- Final Closing Disclosure (CD): Like a loan estimate, the final closing disclosure outlines details of your mortgage including terms, interest rate and final closing costs. You should receive this form at least three days before closing. This window of time gives you a chance to compare what’s on your initial loan estimate to the final closing disclosure. Make sure all the information is correct, including the spelling of your name.
- Mortgage Note: This is the most important document of the whole package, as it states your promise to repay the mortgage. It indicates the amount and terms of the loan and what the lender can do if you fail to make payments.
- Mortgage: This document secures the note and gives your lender a claim against the home if you fail to live up to the terms of the mortgage note.
- First Payment Letter: This letter has all the information you need to make your first payment, including: due date, amount, address of the bank and the loan number.
- Initial escrow statement: This form contains any payments the lender will pay on your behalf from your escrow account during the first year of your mortgage. These charges can include taxes, private mortgage insurance and homeowners insurance.
- Plot plan: This is a general overview of your new property (only provided for single family homes). If you need to know the exact boundaries of your property, you will need to hire an engineer to conduct a survey.
Tip #4: Include all terms, contingencies and personal property you desire into your Offer to Purchase
An offer with no contingencies is more likely to be accepted, however contingencies are important as they allow you to terminate the agreement if certain terms aren’t met. That being said, all specific terms, contingencies and any personal property you want included in the purchase must be included in your Offer to Purchase. If you have a deal breaker, list it in the offer, because once the offer is accepted your broker or attorney will have less leverage to negotiate it.
Some examples of contingencies include:
- Moving into the property before closing or moving personal property into the property before closing
- Mortgage contingency: if you’re unsure you’ll get financing

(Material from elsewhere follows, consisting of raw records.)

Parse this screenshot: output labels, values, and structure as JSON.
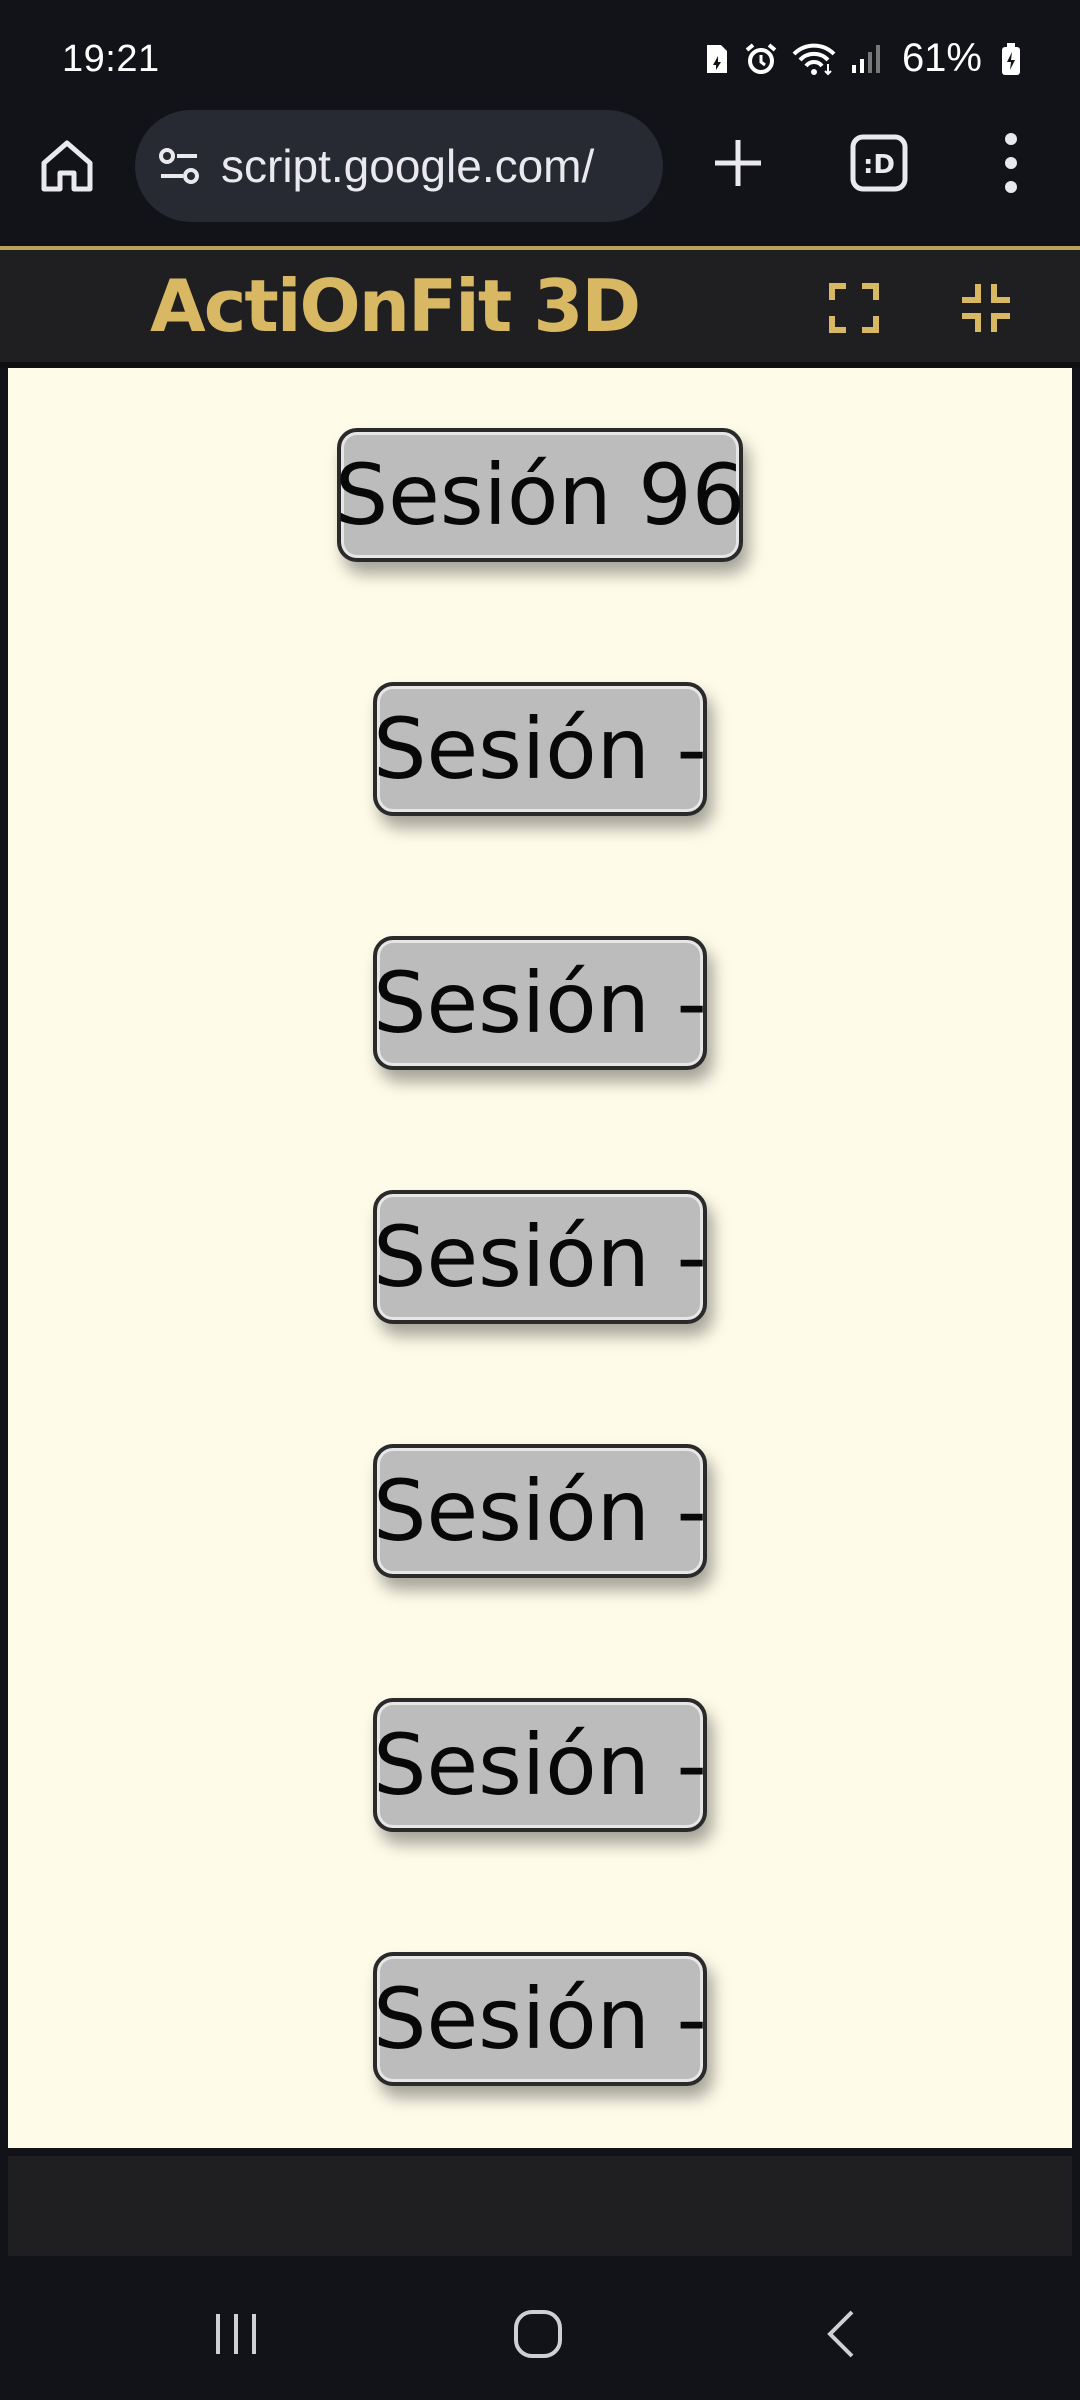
{
  "status_bar": {
    "time": "19:21",
    "battery_percent": "61%",
    "icons": [
      "sim-icon",
      "alarm-icon",
      "wifi-icon",
      "signal-icon",
      "battery-icon"
    ]
  },
  "browser": {
    "url": "script.google.com/",
    "tab_count_label": ":D",
    "icons": [
      "home-icon",
      "site-settings-icon",
      "plus-icon",
      "tabs-icon",
      "more-menu-icon"
    ]
  },
  "app": {
    "title": "ActiOnFit 3D",
    "title_color": "#d8b863",
    "icons": [
      "fullscreen-icon",
      "exit-fullscreen-icon"
    ]
  },
  "sessions": [
    {
      "label": "Sesión 96"
    },
    {
      "label": "Sesión -"
    },
    {
      "label": "Sesión -"
    },
    {
      "label": "Sesión -"
    },
    {
      "label": "Sesión -"
    },
    {
      "label": "Sesión -"
    },
    {
      "label": "Sesión -"
    }
  ],
  "colors": {
    "panel_background": "#fefbe9",
    "button_face": "#bcbcbc",
    "header_background": "#1f1f21",
    "accent_line": "#b9a35a"
  },
  "nav_bar": {
    "icons": [
      "recents-icon",
      "home-circle-icon",
      "back-icon"
    ]
  }
}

- Home inspection contingency: if you want to know what to expect for home maintenance and any unexpected costs that might pop up
Don’t assume things are included such as refrigerators, microwaves, washer/dryer, a chandelier, window treatments, etc. Even if you think something is a “fixture” and included in the sale, it might not actually be attached to the home and the seller may not intend to leave it. Some sellers will consider including personal property in a purchase such as a swing set, BBQ grill, workout equipment, etc., so if you want it to stay, be sure to list it in the offer. For condos, this also includes parking and storage, don’t assume it comes with the unit.
Tip #5: Don’t cheap out on expertise
The real estate agent, attorney, and loan officer you choose to work with will be there every step of the way – from setting your budget and choosing a loan program, to finding your dream house and closing on it. So, take some time putting together an ace team before you set out to buy a house.
Legal work is similar to medical work, as you don’t necessarily want the lowest price for something with serious ramifications/consequences. You want a team who will protect you, is easy to reach and you feel comfortable with. If you cheap out, you risk the process taking longer, altogether halting, or having increased costs due to mistakes.
Ultimately, the most important thing to do when beginning your first home purchase process is research. Without proper research, you can end up with inexperienced realtors, loan officers, and attorneys. You also risk the chance of sky-high interest rates and paying more for a house with problems. The goal is to cover all your bases legally and financially so the process runs as smoothly and quickly as possible. If you have any questions, please contact Danielle Dallin to learn how Ligris + Associates can help.